Dalhousie University shares its name with a community in New Brunswick, a hill station in India, a beloved series of novels by Alexander McCall Smith. But… a sandwich dressing?
“I was on the road one time and I mentioned Dalhousie to someone, and they said, ‘Is that a kind of mayonnaise?’” says Dal Physics Professor Jeff Dahn (1957-present). “So my goal is to make sure that doesn’t happen; we want to be recognized as a world-class university.”
Dr. Dahn and his acclaimed battery lab are doing more than their fair share in that regard. He’s won some of Canada’s biggest scientific honours, formed partnerships with global industry leaders and developed lithium-ion battery technology used in products around the world today.
After receiving his BSc from Dal in 1978 and a PhD from the University of British Columbia in 1982, he eventually made his return to his undergrad alma mater in 1996 as the 3M/NSERC Industrial Research Chair.
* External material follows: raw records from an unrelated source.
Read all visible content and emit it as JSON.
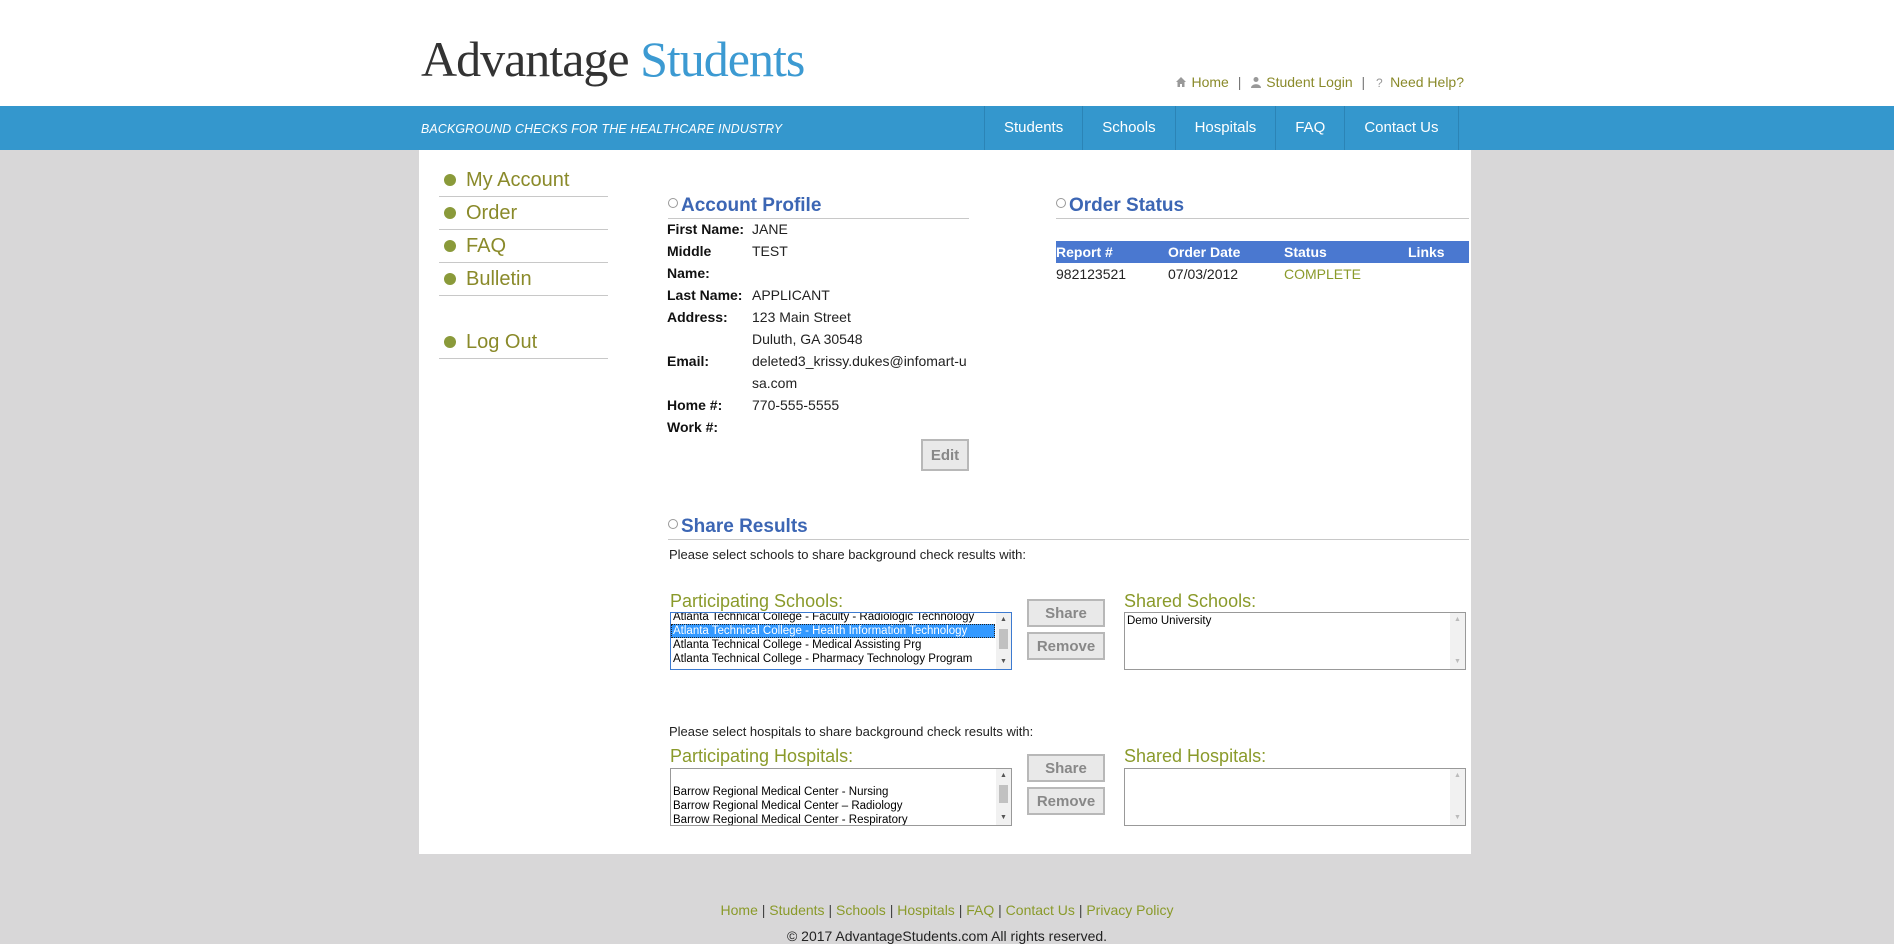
{
  "logo": {
    "word1": "Advantage",
    "word2": "Students"
  },
  "top_links": {
    "home": "Home",
    "student_login": "Student Login",
    "need_help": "Need Help?",
    "separator": "|"
  },
  "tagline": "BACKGROUND CHECKS FOR THE HEALTHCARE INDUSTRY",
  "main_nav": [
    "Students",
    "Schools",
    "Hospitals",
    "FAQ",
    "Contact Us"
  ],
  "sidebar": {
    "items": [
      "My Account",
      "Order",
      "FAQ",
      "Bulletin"
    ],
    "logout": "Log Out"
  },
  "account_profile": {
    "title": "Account Profile",
    "fields": [
      {
        "label": "First Name:",
        "value": "JANE"
      },
      {
        "label": "Middle Name:",
        "value": "TEST"
      },
      {
        "label": "Last Name:",
        "value": "APPLICANT"
      },
      {
        "label": "Address:",
        "value": "123 Main Street",
        "value2": "Duluth, GA 30548"
      },
      {
        "label": "Email:",
        "value": "deleted3_krissy.dukes@infomart-usa.com"
      },
      {
        "label": "Home #:",
        "value": "770-555-5555"
      },
      {
        "label": "Work #:",
        "value": ""
      }
    ],
    "edit_label": "Edit"
  },
  "order_status": {
    "title": "Order Status",
    "columns": [
      "Report #",
      "Order Date",
      "Status",
      "Links"
    ],
    "rows": [
      {
        "report": "982123521",
        "date": "07/03/2012",
        "status": "COMPLETE",
        "links": ""
      }
    ]
  },
  "share_results": {
    "title": "Share Results",
    "schools_prompt": "Please select schools to share background check results with:",
    "participating_schools_label": "Participating Schools:",
    "participating_schools": [
      "Atlanta Technical College - Faculty - Radiologic Technology",
      "Atlanta Technical College - Health Information Technology",
      "Atlanta Technical College - Medical Assisting Prg",
      "Atlanta Technical College - Pharmacy Technology Program"
    ],
    "selected_school": "Atlanta Technical College - Health Information Technology",
    "shared_schools_label": "Shared Schools:",
    "shared_schools": [
      "Demo University"
    ],
    "share_label": "Share",
    "remove_label": "Remove",
    "hospitals_prompt": "Please select hospitals to share background check results with:",
    "participating_hospitals_label": "Participating Hospitals:",
    "participating_hospitals": [
      "",
      "Barrow Regional Medical Center - Nursing",
      "Barrow Regional Medical Center – Radiology",
      "Barrow Regional Medical Center - Respiratory"
    ],
    "shared_hospitals_label": "Shared Hospitals:",
    "shared_hospitals": []
  },
  "footer": {
    "links": [
      "Home",
      "Students",
      "Schools",
      "Hospitals",
      "FAQ",
      "Contact Us",
      "Privacy Policy"
    ],
    "separator": "|",
    "copyright": "© 2017 AdvantageStudents.com All rights reserved."
  }
}
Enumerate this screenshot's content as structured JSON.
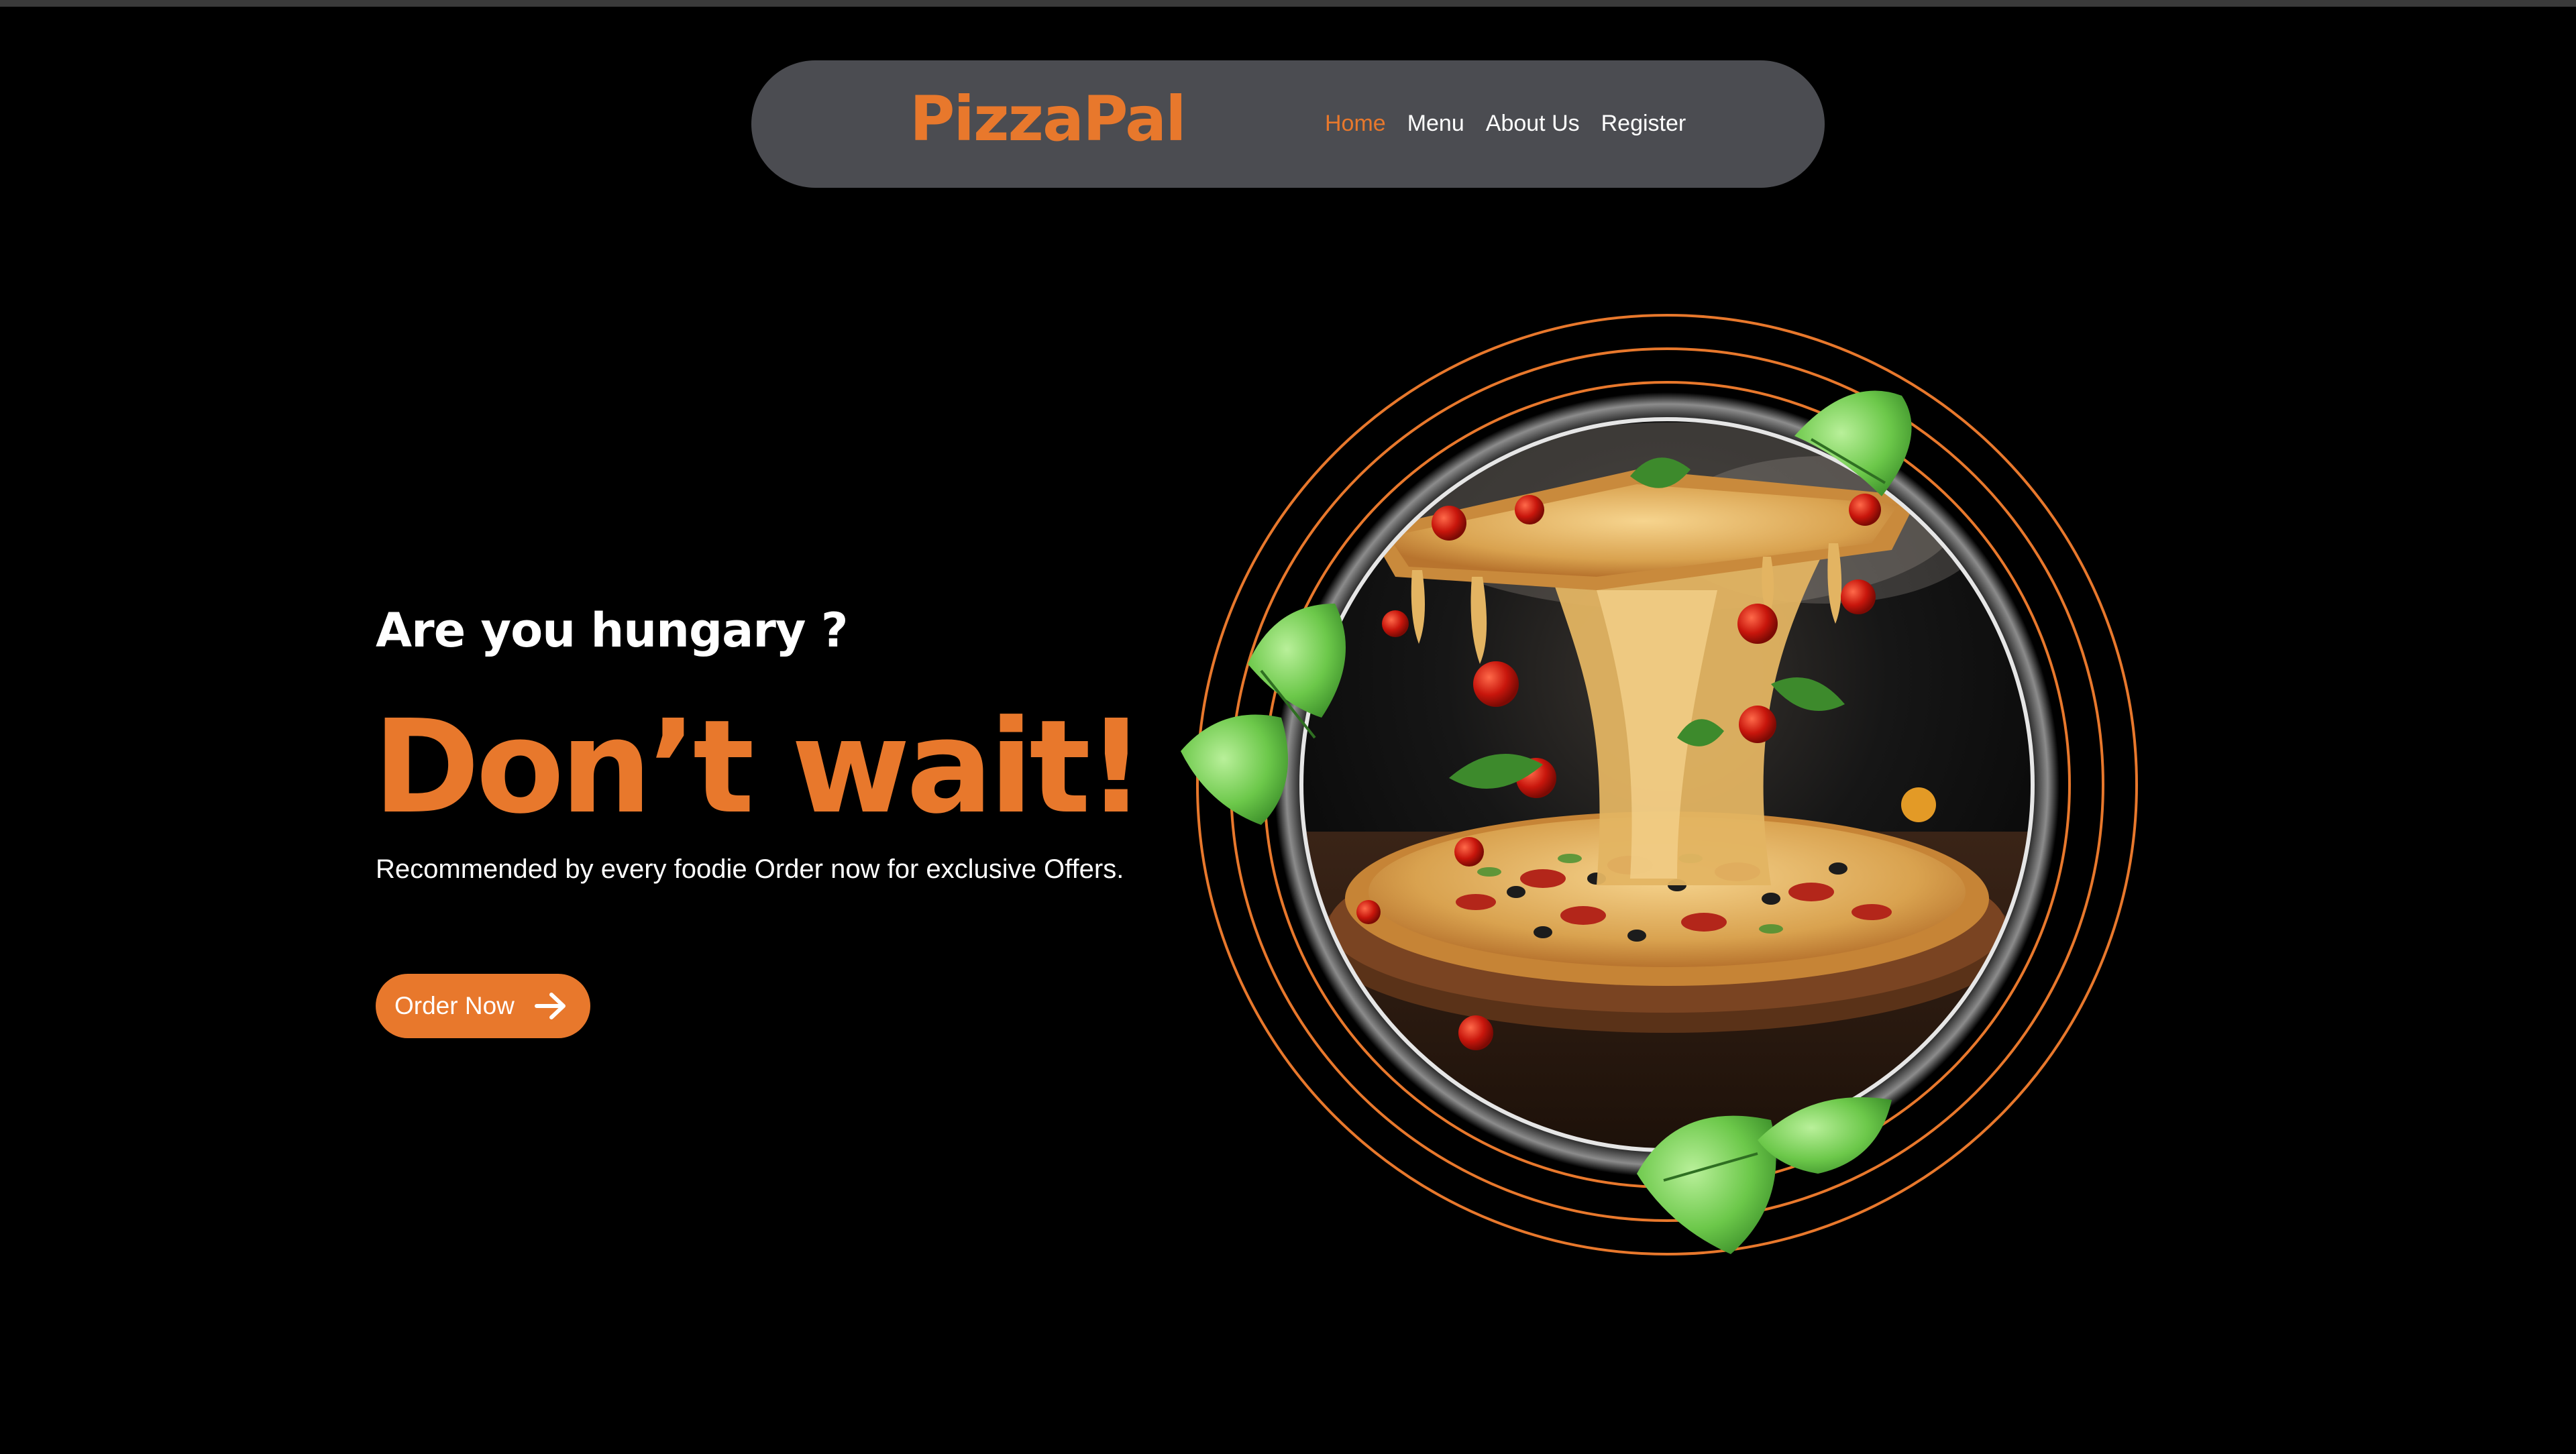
{
  "colors": {
    "background": "#000000",
    "accent": "#e8782c",
    "navbar": "#4b4c51",
    "text": "#ffffff"
  },
  "navbar": {
    "logo": "PizzaPal",
    "links": [
      {
        "label": "Home",
        "active": true
      },
      {
        "label": "Menu",
        "active": false
      },
      {
        "label": "About Us",
        "active": false
      },
      {
        "label": "Register",
        "active": false
      }
    ]
  },
  "hero": {
    "kicker": "Are you hungary ?",
    "title": "Don’t wait!",
    "subtitle": "Recommended by every foodie Order now for exclusive Offers.",
    "cta_label": "Order Now",
    "cta_icon": "arrow-right-icon",
    "image_icons": [
      "pizza-illustration",
      "mint-leaf-icon"
    ]
  }
}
From the get-go, Dr. Dahn and the students in his lab focused on inventing materials that would improve lithium-ion batteries and reduce their production costs.
Their work has been so influential that the materials they invented are now used in many types of lithium-ion batteries worldwide, particularly those commonly found in power tools and electric vehicles.
Though he’s not one to boast, it’s clear Dr. Dahn is proud of what he and his team have accomplished. “We do things that no else does,” he says. “We have fearless builders. When we need to do an experiment where the equipment doesn’t exist, we just build it.”
In 2016, Dr. Dahn became the third Dal researcher in four years to win the Herzberg Gold Medal, Canada’s top award in the sciences. A year earlier, he received one of the inaugural Governor General’s Innovation Awards. Those may seem like the sort of accomplishments that mark the culmination of a career — but Dr. Dahn’s work is far from over.
In 2016, Tesla Motors, the electric car and energy storage company founded by Elon Musk, began a five-year partnership with Dr. Dahn that it hopes will lead to longer-lasting batteries and an acceleration of its dream of building cheaper, mass-market electric cars. That dream centres on Tesla’s building of a $5-billion gigafactory in Nevada that will supply the batteries in its cars and virtually double the production of lithium-ion batteries in the world.
“When I heard about the gigafactory, I said, ‘Wow, this is amazing.’” says Dr. Dahn. “I said, ‘You know, if I can be a part of that and help out in any way, I’d like to do that.’”
But some of the greatest help Dr. Dahn has provided through his career is to the dozens of graduate students he’s trained — many of whom have gone on to incredibly successful careers in industry.
“I don’t need a personal legacy,” he says. “What’s most satisfying for me is to just look out there and see all of these people that have come through the lab and just see that they’re all doing well.”